School Refusal Behavior -  refers to children who are entirely absent or truant from school or leave during
the day. Although not a disorder listed in the Diagnostic and Statistical Manual of Mental Disorders - IV
(DSM-IV), it can be associated with Social Anxiety Disorder, Separation Anxiety Disorder, Social Phobia,
and Conduct Disorder.

Genetics of Anxiety Disorders

Studies suggest that children or adolescents are more likely to have an anxiety disorder if they have a parent
with anxiety disorders. However, the studies do not prove whether the disorders are caused by biology,
environment, or both. More data are needed to clarify whether anxiety disorders can be inherited.

Anxiety Disorders result from a combination of family and biological influences. Some research suggests
that anxiety may be caused by a chemical imbalance involving norepinephrine and serotonin. Other research
implicates specific brain mechanisms, involving hormones and respiratory functions, as potential pathways
to anxiety. Anxiety Disorders tend to run in families, but the complex relationship between genes, biological
systems, and anxiety is not yet well understood. Moreover, evidence suggests that anxiety and phobic
reactions can be learned, either through direct experience or observations of others.

In order to decide if a child or adolescent has an Anxiety Disorder, professionals will need information as to
how often the child has been anxious and if it has continued despite steps taken to alleviate it. They will
decide if the fears are normal for the child's age and will evaluate the degree to which the anxiety interferes
with the child's life. A professional will also take a close look at people or situations that may be unwittingly
reinforcing the child's anxious behaviors. Some children and adolescents with anxiety disorders benefit from
a combination of treatments.


Cognitive-behavioral treatment (CBT), in which children learn to deal with anxiety by modifying the ways
they think and behave, is effective in assisting a child or teenager with controlling anxiety and regaining a
normal life. CBT involves education about the nature of anxiety, helps the child identify unhealthy, negative
beliefs and behaviors and replace them with positive ones, along with teaching specific skills for managing
the physical sensations, negative thoughts, and problematic behaviors that accompany the anxiety. Through
CBT a child learns, in a step–by–step fashion, to master the situations that cause anxiety.

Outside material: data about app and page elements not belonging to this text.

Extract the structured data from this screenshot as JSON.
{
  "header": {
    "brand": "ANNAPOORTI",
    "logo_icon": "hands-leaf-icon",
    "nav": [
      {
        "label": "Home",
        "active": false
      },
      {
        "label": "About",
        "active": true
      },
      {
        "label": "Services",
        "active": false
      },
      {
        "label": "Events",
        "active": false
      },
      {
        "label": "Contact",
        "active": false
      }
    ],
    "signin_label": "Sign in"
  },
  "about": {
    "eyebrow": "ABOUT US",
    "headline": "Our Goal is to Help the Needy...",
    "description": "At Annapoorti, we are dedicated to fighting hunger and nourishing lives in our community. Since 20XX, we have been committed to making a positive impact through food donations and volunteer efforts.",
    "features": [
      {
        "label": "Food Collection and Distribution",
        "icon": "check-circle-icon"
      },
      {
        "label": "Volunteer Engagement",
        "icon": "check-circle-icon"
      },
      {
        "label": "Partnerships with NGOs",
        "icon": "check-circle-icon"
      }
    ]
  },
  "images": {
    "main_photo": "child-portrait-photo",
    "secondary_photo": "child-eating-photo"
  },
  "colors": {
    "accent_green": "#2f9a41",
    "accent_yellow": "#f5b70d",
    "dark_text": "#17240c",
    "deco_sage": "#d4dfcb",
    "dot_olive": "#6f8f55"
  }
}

Exposure and Response Prevention (ERP)

The "exposure" part of this treatment involves direct or imagined controlled exposure to objects or situations
that trigger anxiety which over time leads to less and less anxiety, and eventually arouses little anxiety at all.
The "response" in "response prevention" refers to the ritual responses that people engage in to reduce
anxiety. In ERP treatment, patients learn to resist the compulsion to perform rituals and are eventually able to
stop engaging in these behaviors.

•        Habit Reversal Training (HRT)
•        Relaxation techniques
•        Biofeedback (to control stress and muscle tension)
•        Family therapy
•        Parent training
•        Medication that works directly on the central nervous system and brain may be prescribed to help
children feel calmer as they work toward healthier everyday functioning          Developmental Disorders          Autism          Parenting Issues